#### Data entries:
____________
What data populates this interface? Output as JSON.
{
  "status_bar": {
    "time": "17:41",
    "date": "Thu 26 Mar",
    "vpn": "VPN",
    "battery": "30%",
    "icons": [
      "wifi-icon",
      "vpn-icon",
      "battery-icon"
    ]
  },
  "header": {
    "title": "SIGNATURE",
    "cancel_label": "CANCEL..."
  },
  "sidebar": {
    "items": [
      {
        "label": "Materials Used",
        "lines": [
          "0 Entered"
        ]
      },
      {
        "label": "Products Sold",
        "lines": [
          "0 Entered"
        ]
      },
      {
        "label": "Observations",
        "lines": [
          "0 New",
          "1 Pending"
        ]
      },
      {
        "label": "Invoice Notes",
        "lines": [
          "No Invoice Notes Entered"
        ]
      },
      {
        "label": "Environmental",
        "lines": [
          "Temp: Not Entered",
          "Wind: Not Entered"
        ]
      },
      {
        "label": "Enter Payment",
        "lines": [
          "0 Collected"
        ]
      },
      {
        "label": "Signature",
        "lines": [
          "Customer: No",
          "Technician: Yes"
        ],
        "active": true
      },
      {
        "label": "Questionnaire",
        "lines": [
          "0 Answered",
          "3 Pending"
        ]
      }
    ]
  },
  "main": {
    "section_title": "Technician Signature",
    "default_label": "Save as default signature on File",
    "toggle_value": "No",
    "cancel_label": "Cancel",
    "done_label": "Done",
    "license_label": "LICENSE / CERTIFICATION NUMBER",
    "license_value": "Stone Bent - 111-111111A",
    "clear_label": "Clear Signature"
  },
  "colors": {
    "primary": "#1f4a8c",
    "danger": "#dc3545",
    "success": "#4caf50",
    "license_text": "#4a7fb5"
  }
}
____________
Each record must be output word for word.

What data populates this interface? Output as JSON.
{
  "status_bar": {
    "time": "17:41",
    "date": "Thu 26 Mar",
    "vpn": "VPN",
    "battery": "30%",
    "icons": [
      "wifi-icon",
      "vpn-icon",
      "battery-icon"
    ]
  },
  "header": {
    "title": "SIGNATURE",
    "cancel_label": "CANCEL..."
  },
  "sidebar": {
    "items": [
      {
        "label": "Materials Used",
        "lines": [
          "0 Entered"
        ]
      },
      {
        "label": "Products Sold",
        "lines": [
          "0 Entered"
        ]
      },
      {
        "label": "Observations",
        "lines": [
          "0 New",
          "1 Pending"
        ]
      },
      {
        "label": "Invoice Notes",
        "lines": [
          "No Invoice Notes Entered"
        ]
      },
      {
        "label": "Environmental",
        "lines": [
          "Temp: Not Entered",
          "Wind: Not Entered"
        ]
      },
      {
        "label": "Enter Payment",
        "lines": [
          "0 Collected"
        ]
      },
      {
        "label": "Signature",
        "lines": [
          "Customer: No",
          "Technician: Yes"
        ],
        "active": true
      },
      {
        "label": "Questionnaire",
        "lines": [
          "0 Answered",
          "3 Pending"
        ]
      }
    ]
  },
  "main": {
    "section_title": "Technician Signature",
    "default_label": "Save as default signature on File",
    "toggle_value": "No",
    "cancel_label": "Cancel",
    "done_label": "Done",
    "license_label": "LICENSE / CERTIFICATION NUMBER",
    "license_value": "Stone Bent - 111-111111A",
    "clear_label": "Clear Signature"
  },
  "colors": {
    "primary": "#1f4a8c",
    "danger": "#dc3545",
    "success": "#4caf50",
    "license_text": "#4a7fb5"
  }
}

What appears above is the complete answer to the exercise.